They’d finished eight points clear on top of the ladder, meaning they had a rest the first week of the finals while the Eels beat Canterbury 30-22 in the match most remembered for Grothe’s incredible try after beating six defenders in an incredible 60-metre run.

The Sea Eagles were first into the grand final again, after beating Parra 19-10 in the major semi-final. The Eels bounced back by beating the Bulldogs a second time, this time 18-4.

In the process, they lost prop Ron Hilditch and Geoff Budgen with injury but had top-quality replacements in Stan Jurd and Peter Wynn, who had returned from a knee injury, off the bench but scoring a classy try in the final. Bugden shocked the club by announcing his retirement at 23 but had second thoughts and returned in 1985.

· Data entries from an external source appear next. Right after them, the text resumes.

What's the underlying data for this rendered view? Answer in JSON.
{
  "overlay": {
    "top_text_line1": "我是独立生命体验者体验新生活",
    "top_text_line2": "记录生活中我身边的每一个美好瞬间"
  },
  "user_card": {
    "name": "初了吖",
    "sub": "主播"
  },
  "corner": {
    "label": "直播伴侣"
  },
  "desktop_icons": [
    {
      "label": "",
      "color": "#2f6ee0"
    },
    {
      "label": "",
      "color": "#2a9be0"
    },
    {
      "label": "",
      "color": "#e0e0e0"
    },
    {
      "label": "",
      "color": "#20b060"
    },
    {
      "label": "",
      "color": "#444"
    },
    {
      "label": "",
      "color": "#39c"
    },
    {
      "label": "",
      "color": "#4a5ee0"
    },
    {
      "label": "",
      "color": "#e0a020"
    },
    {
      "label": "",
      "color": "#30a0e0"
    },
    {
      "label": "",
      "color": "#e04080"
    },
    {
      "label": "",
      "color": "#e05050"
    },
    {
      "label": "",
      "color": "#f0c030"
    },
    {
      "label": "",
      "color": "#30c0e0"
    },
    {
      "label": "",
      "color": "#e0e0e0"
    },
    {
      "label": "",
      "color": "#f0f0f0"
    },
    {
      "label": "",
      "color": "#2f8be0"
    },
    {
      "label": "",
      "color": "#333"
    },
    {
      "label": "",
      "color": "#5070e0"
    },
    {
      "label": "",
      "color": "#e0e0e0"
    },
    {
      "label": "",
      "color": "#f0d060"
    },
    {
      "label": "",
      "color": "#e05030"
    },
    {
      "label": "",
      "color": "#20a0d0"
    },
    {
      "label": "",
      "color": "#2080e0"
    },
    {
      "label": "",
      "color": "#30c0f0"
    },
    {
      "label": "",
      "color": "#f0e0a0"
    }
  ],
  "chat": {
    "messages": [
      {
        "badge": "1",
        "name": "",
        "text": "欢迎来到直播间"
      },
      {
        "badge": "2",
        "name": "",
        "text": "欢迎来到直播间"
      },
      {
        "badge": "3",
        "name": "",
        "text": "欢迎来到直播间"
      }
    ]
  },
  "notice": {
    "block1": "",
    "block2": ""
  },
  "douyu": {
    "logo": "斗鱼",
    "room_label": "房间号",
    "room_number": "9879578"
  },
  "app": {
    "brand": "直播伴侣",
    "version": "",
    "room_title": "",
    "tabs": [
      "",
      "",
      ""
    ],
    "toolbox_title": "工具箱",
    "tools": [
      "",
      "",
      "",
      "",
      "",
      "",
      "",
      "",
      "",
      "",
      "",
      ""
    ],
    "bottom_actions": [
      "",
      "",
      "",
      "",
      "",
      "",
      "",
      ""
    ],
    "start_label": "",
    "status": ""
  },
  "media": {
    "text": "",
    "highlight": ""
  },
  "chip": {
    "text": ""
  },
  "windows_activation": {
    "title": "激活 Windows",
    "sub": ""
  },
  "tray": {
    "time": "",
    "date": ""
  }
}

This time it was the Eels who jumped out early, with Brett Kenny and Eric Grothe scoring in the first 13 minutes to lead 12-0. Kenny crossed for his second only two minutes into the second half, giving him the unique feat of scoring try doubles in three successive grand finals.

Kenny was the ultimate big-match performer. He also scored a try and set up two more in the 1985 Challenge Cup final for Wigan at Wembley and had two tries disallowed in the ’86 Eels-Bulldogs decider.

His second effort took the score to 18-0 and Manly weren’t in the match. The team that fielded 12 internationals in their run-on side went down 18-6.

 “There was some déjà vu again with Manly beating us in the major semi-final again, but we were comfortable at half-time in the grand final,” Sterling recalled.

“I’d like to have this confirmed as it may be an urban myth, but I can’t even remember Jack Gibson being in the sheds at half-time.

“He may have been there and said something but my psyche is that he wasn’t and it was complete gesture of confidence saying in his absence that there is nothing I need to tell you so go out in do what you did in the first 40 minutes. I don’t remember any team talk but a sense of calm.”

Days after the victory Gibson stunned many by announcing he was standing down despite ultimate success in his three seasons, living up to his trend of never staying at any club longer than three years.

The teams:

PARRAMATTA: Taylor, Liddiard, Cronin, Ella, Grothe, Kenny, Sterling, Price, Sharp, Wynn, Mares, Edge, Jurd. Reserves: Duffy, Phelan, Laurie, Martine.

MANLY: Eadie, Ribot, Close, Sigsworth, Boustead, Thompson, Phil Blake, Schubert, Cleal, Vautin, McCabe, Brown, Gerard. Reserves: Ryan, Chisholm, Michael. Blake.